`` I don't go to school any more '' .
`` Pardon '' ? ?
The doctor had to bend close to hear ; ;
his delicate hand , as veined as a moth's wing , rested absently on Scotty's chest .
Scotty said the same words more loudly .
`` Oh .
Well , we're taking a little vacation , that's all '' .
He turned unsmilingly to Rachel .
`` I think by the end of next week he could get out in the air a little .
He could now but the weakness is very definite ; ;
it would exhaust him further and unnecessarily .
He'll be stronger soon '' .
His stethoscope was on the table by Scotty's bed and he picked it up and wagged it at Scotty .
He said fussily , `` Just keep the cap on those strong emotions '' .
The stethoscope glinted silver in the darkening room .
`` I'll drop by again in a few days '' .
Rachel stayed on after the doctor had gone .
She smoothed the covers on Scotty's bed and picked things up from the floor .
She did not touch him .
Scotty watched with disinterest .
He did not speak .
He had no desire to .
She said , `` Do you think you'll miss school '' ? ?
He had noticed how formal and irritably exact Rachel had grown .
He did not care .
He felt her irritability did not concern him , yet he knew he would not care even if it did .
He shook his head .
`` We've had any number of calls about you .
You could win a popularity contest at that school without any trouble .
Miss Estherson called twice .

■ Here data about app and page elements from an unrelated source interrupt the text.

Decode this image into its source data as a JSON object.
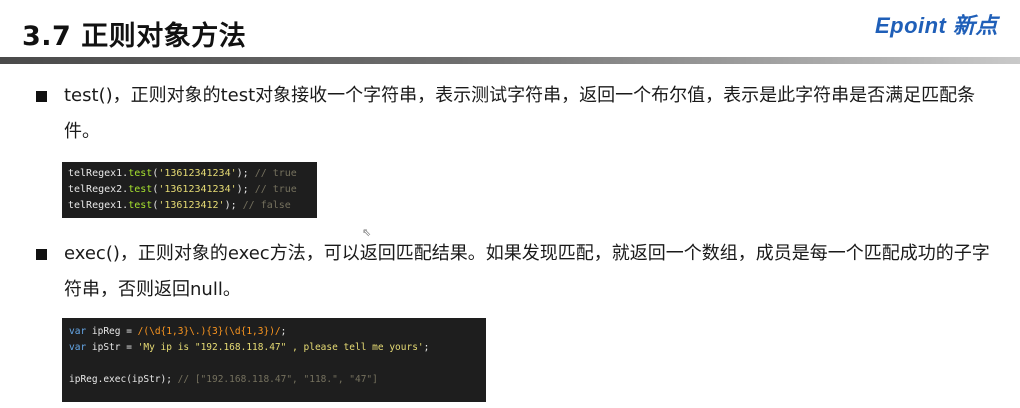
{
  "title": "3.7 正则对象方法",
  "logo": "Epoint 新点",
  "bullets": [
    {
      "text": "test()，正则对象的test对象接收一个字符串，表示测试字符串，返回一个布尔值，表示是此字符串是否满足匹配条件。"
    },
    {
      "text": "exec()，正则对象的exec方法，可以返回匹配结果。如果发现匹配，就返回一个数组，成员是每一个匹配成功的子字符串，否则返回null。"
    }
  ],
  "code1": [
    {
      "obj": "telRegex1.",
      "fn": "test",
      "open": "(",
      "arg": "'13612341234'",
      "close": "); ",
      "comment": "// true"
    },
    {
      "obj": "telRegex2.",
      "fn": "test",
      "open": "(",
      "arg": "'13612341234'",
      "close": "); ",
      "comment": "// true"
    },
    {
      "obj": "telRegex1.",
      "fn": "test",
      "open": "(",
      "arg": "'136123412'",
      "close": "); ",
      "comment": "// false"
    }
  ],
  "code2": {
    "line1": {
      "kw": "var",
      "name": " ipReg = ",
      "regex": "/(\\d{1,3}\\.){3}(\\d{1,3})/",
      "end": ";"
    },
    "line2": {
      "kw": "var",
      "name": " ipStr = ",
      "str": "'My ip is \"192.168.118.47\" , please tell me yours'",
      "end": ";"
    },
    "line3": {
      "code": "ipReg.exec(ipStr); ",
      "comment": "// [\"192.168.118.47\", \"118.\", \"47\"]"
    }
  }
}
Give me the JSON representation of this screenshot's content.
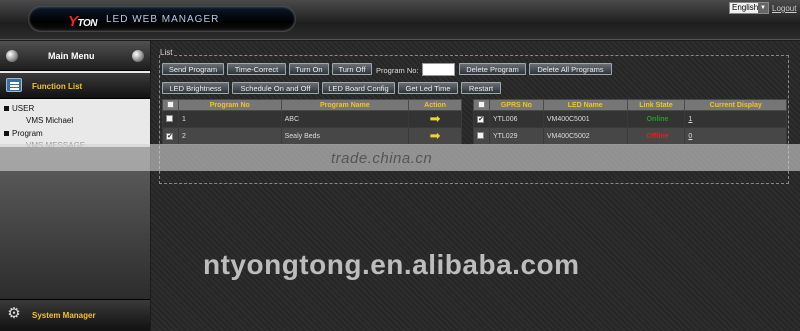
{
  "header": {
    "brand": "TON",
    "brand_v": "Y",
    "title": "LED WEB MANAGER",
    "language": "English",
    "logout": "Logout"
  },
  "sidebar": {
    "main_menu": "Main Menu",
    "function_list": "Function List",
    "tree": [
      {
        "label": "USER"
      },
      {
        "label": "VMS Michael"
      },
      {
        "label": "Program"
      },
      {
        "label": "VMS MESSAGE"
      }
    ],
    "system_manager": "System Manager"
  },
  "list": {
    "legend": "List",
    "buttons_row1": [
      "Send Program",
      "Time-Correct",
      "Turn On",
      "Turn Off"
    ],
    "program_no_label": "Program No:",
    "program_no_value": "",
    "buttons_row1b": [
      "Delete Program",
      "Delete All Programs"
    ],
    "buttons_row2": [
      "LED Brightness",
      "Schedule On and Off",
      "LED Board Config",
      "Get Led Time",
      "Restart"
    ]
  },
  "program_table": {
    "headers": [
      "Program No",
      "Program Name",
      "Action"
    ],
    "rows": [
      {
        "no": "1",
        "name": "ABC",
        "checked": false
      },
      {
        "no": "2",
        "name": "Sealy Beds",
        "checked": true
      }
    ]
  },
  "device_table": {
    "headers": [
      "GPRS No",
      "LED Name",
      "Link State",
      "Current Display"
    ],
    "rows": [
      {
        "gprs": "YTL006",
        "led": "VM400C5001",
        "state": "Online",
        "display": "1",
        "checked": true
      },
      {
        "gprs": "YTL029",
        "led": "VM400C5002",
        "state": "Offline",
        "display": "0",
        "checked": false
      }
    ]
  },
  "watermark": {
    "strip_text": "trade.china.cn",
    "bottom_text": "ntyongtong.en.alibaba.com"
  },
  "colors": {
    "accent_yellow": "#f2c230",
    "online_green": "#2a9a2a",
    "offline_red": "#e02020"
  }
}
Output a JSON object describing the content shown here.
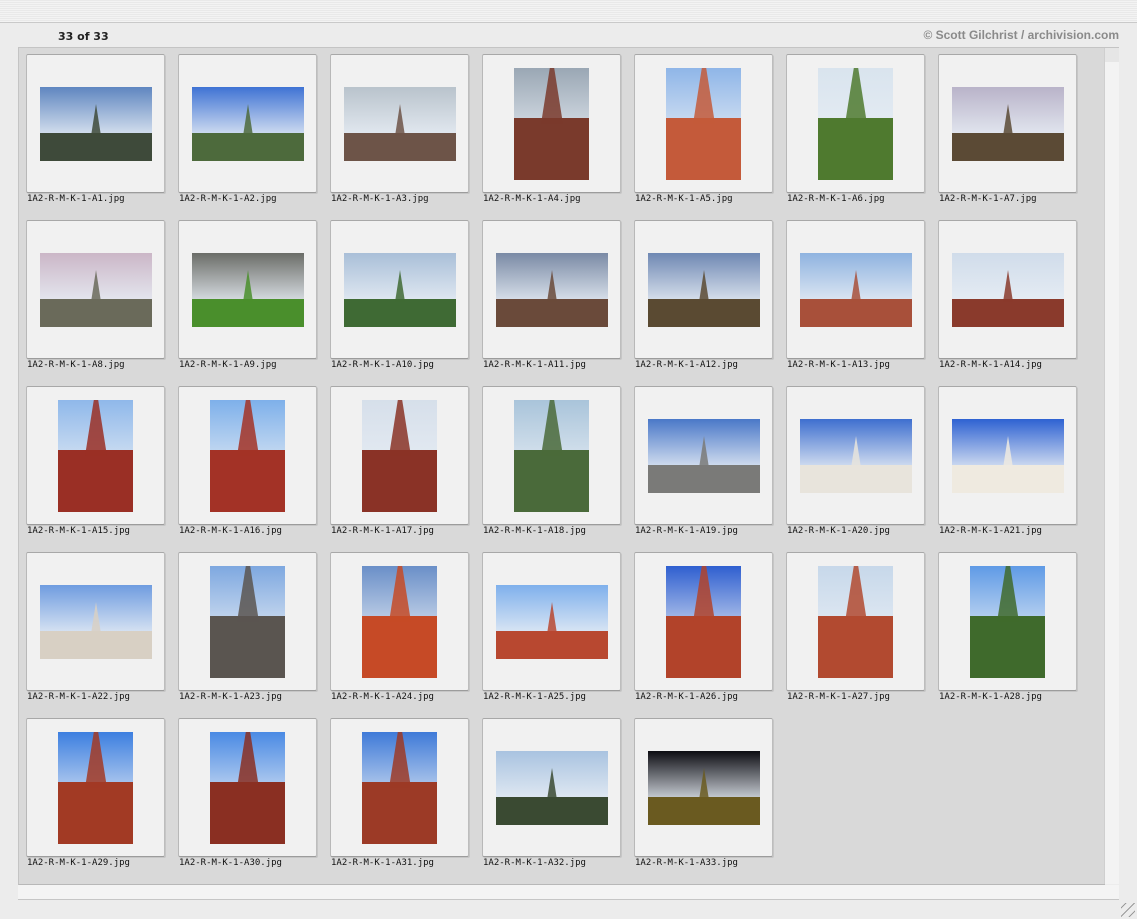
{
  "header": {
    "counter": "33 of 33",
    "copyright": "© Scott Gilchrist / archivision.com"
  },
  "thumbnails": [
    {
      "file": "1A2-R-M-K-1-A1.jpg",
      "orientation": "landscape",
      "sky": "#5f86c0",
      "ground": "#3e4a3a"
    },
    {
      "file": "1A2-R-M-K-1-A2.jpg",
      "orientation": "landscape",
      "sky": "#3f73d4",
      "ground": "#4d6a3c"
    },
    {
      "file": "1A2-R-M-K-1-A3.jpg",
      "orientation": "landscape",
      "sky": "#b9c3cc",
      "ground": "#6d5448"
    },
    {
      "file": "1A2-R-M-K-1-A4.jpg",
      "orientation": "portrait",
      "sky": "#9aa7b4",
      "ground": "#7a3a2c"
    },
    {
      "file": "1A2-R-M-K-1-A5.jpg",
      "orientation": "portrait",
      "sky": "#8fb6e8",
      "ground": "#c45a3a"
    },
    {
      "file": "1A2-R-M-K-1-A6.jpg",
      "orientation": "portrait",
      "sky": "#d9e4ee",
      "ground": "#4f7a2f"
    },
    {
      "file": "1A2-R-M-K-1-A7.jpg",
      "orientation": "landscape",
      "sky": "#b9b3c9",
      "ground": "#5b4a35"
    },
    {
      "file": "1A2-R-M-K-1-A8.jpg",
      "orientation": "landscape",
      "sky": "#cbb6c7",
      "ground": "#6a6a5a"
    },
    {
      "file": "1A2-R-M-K-1-A9.jpg",
      "orientation": "landscape",
      "sky": "#6b6d68",
      "ground": "#4a8f2c"
    },
    {
      "file": "1A2-R-M-K-1-A10.jpg",
      "orientation": "landscape",
      "sky": "#a9bfd8",
      "ground": "#3f6a34"
    },
    {
      "file": "1A2-R-M-K-1-A11.jpg",
      "orientation": "landscape",
      "sky": "#7a8aa5",
      "ground": "#6a4a3a"
    },
    {
      "file": "1A2-R-M-K-1-A12.jpg",
      "orientation": "landscape",
      "sky": "#6f88b3",
      "ground": "#5a4a32"
    },
    {
      "file": "1A2-R-M-K-1-A13.jpg",
      "orientation": "landscape",
      "sky": "#8fb3e0",
      "ground": "#a8503a"
    },
    {
      "file": "1A2-R-M-K-1-A14.jpg",
      "orientation": "landscape",
      "sky": "#d0dcea",
      "ground": "#8a3a2c"
    },
    {
      "file": "1A2-R-M-K-1-A15.jpg",
      "orientation": "portrait",
      "sky": "#8fb8ea",
      "ground": "#9a2f25"
    },
    {
      "file": "1A2-R-M-K-1-A16.jpg",
      "orientation": "portrait",
      "sky": "#7eb0ea",
      "ground": "#a33226"
    },
    {
      "file": "1A2-R-M-K-1-A17.jpg",
      "orientation": "portrait",
      "sky": "#d6dfea",
      "ground": "#8a3226"
    },
    {
      "file": "1A2-R-M-K-1-A18.jpg",
      "orientation": "portrait",
      "sky": "#a9c4da",
      "ground": "#4a6a3a"
    },
    {
      "file": "1A2-R-M-K-1-A19.jpg",
      "orientation": "landscape",
      "sky": "#4a78c8",
      "ground": "#7a7a78"
    },
    {
      "file": "1A2-R-M-K-1-A20.jpg",
      "orientation": "landscape",
      "sky": "#3e6fcf",
      "ground": "#e8e4dc"
    },
    {
      "file": "1A2-R-M-K-1-A21.jpg",
      "orientation": "landscape",
      "sky": "#2e62d2",
      "ground": "#efeae0"
    },
    {
      "file": "1A2-R-M-K-1-A22.jpg",
      "orientation": "landscape",
      "sky": "#6f9ce0",
      "ground": "#d8d0c4"
    },
    {
      "file": "1A2-R-M-K-1-A23.jpg",
      "orientation": "portrait",
      "sky": "#7ea8e0",
      "ground": "#5a5550"
    },
    {
      "file": "1A2-R-M-K-1-A24.jpg",
      "orientation": "portrait",
      "sky": "#6a8fc8",
      "ground": "#c64a26"
    },
    {
      "file": "1A2-R-M-K-1-A25.jpg",
      "orientation": "landscape",
      "sky": "#7fb0ec",
      "ground": "#b84830"
    },
    {
      "file": "1A2-R-M-K-1-A26.jpg",
      "orientation": "portrait",
      "sky": "#2f5fd0",
      "ground": "#b2432a"
    },
    {
      "file": "1A2-R-M-K-1-A27.jpg",
      "orientation": "portrait",
      "sky": "#c7d8ea",
      "ground": "#b24a30"
    },
    {
      "file": "1A2-R-M-K-1-A28.jpg",
      "orientation": "portrait",
      "sky": "#5f9ae6",
      "ground": "#3f6a2c"
    },
    {
      "file": "1A2-R-M-K-1-A29.jpg",
      "orientation": "portrait",
      "sky": "#3d7fe0",
      "ground": "#a23a24"
    },
    {
      "file": "1A2-R-M-K-1-A30.jpg",
      "orientation": "portrait",
      "sky": "#4a8ae4",
      "ground": "#8a2f22"
    },
    {
      "file": "1A2-R-M-K-1-A31.jpg",
      "orientation": "portrait",
      "sky": "#3f7ad8",
      "ground": "#9c3a26"
    },
    {
      "file": "1A2-R-M-K-1-A32.jpg",
      "orientation": "landscape",
      "sky": "#a9c3e0",
      "ground": "#3a4a32"
    },
    {
      "file": "1A2-R-M-K-1-A33.jpg",
      "orientation": "landscape",
      "sky": "#0c0c12",
      "ground": "#6a5a20"
    }
  ]
}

She wants to pay you a visit .
She says the children miss you .
Apparently you were the light of their lives '' .
Scotty shrugged slightly .
Rachel came close to the bed , bent as if she would kiss him , then moved away .
She was frowning .
`` That doctor annoys me '' .
She seemed to speak to herself .
`` Do you suppose his self-consciousness is characteristic of the new Negro professionals or merely of doctors in general '' ? ?
She turned to him again .
`` Well , Mrs. Charles -- Sally -- has phoned too .
She was very worried '' .
Rachel's tone was dry .
`` She didn't really say '' -- She glanced away at the floor , then swooped gracefully and picked up one of Scotty's slippers .
`` I mean , do you feel like seeing Kate '' ? ?
Scotty said , `` I don't know '' .
It was true .
He did not .
There was the slight pain , but it was no different from the throbbing in his head .
`` Well , there's time , in any case .
We'll wait till you're stronger and then talk about it '' .
She put the slipper neatly by its mate at the foot of the bed .
Scotty said , `` Okay '' .
This time Rachel kissed him lightly on the forehead .
Scotty was pleased .
His father was a constant visitor .
Scotty would hear the front door in the evening and then his father's deep slow voice ; ;
it floated up the stairs .
`` How's Scotty '' ? ?
And Rachel's or Virginia's reply : `` better .
He's getting plenty of rest '' .
`` Is his appetite improved '' ? ?
Or : `` Does he get exercise '' ? ?
The exchange was almost invariable , and Scotty , in his bed , could hear every word of it .
He never smiled .
It required an energy he no longer possessed to be satirical about his father .
His father would come upstairs and stand self-consciously at the foot of the bed and look at his son .
After a pause , during which he studied Scotty's face as if Scotty were not there and could not study him too , Mr. McKinley would ask the same questions he had asked downstairs .
Scotty would reply softly and his father , apologetically , would ask him to repeat .
`` I'm eating more '' , he would say .
Or : `` I walk around the house a lot '' .
`` Perhaps you should get out a little '' .
`` I'm not supposed to yet '' .
He was not irritated .
He did not mind the useless , kindly questions .
He looked at the lined face with vague interest ; ;
he felt he was noting it , as if it were something he might think about when he grew stronger .
Mr. McKinley examined everything with critical care , seeking something material to blame for his son's illness .
`` Have you got enough blankets '' ? ?
And another time , without accusation : `` You never wore that scarf I bought you '' .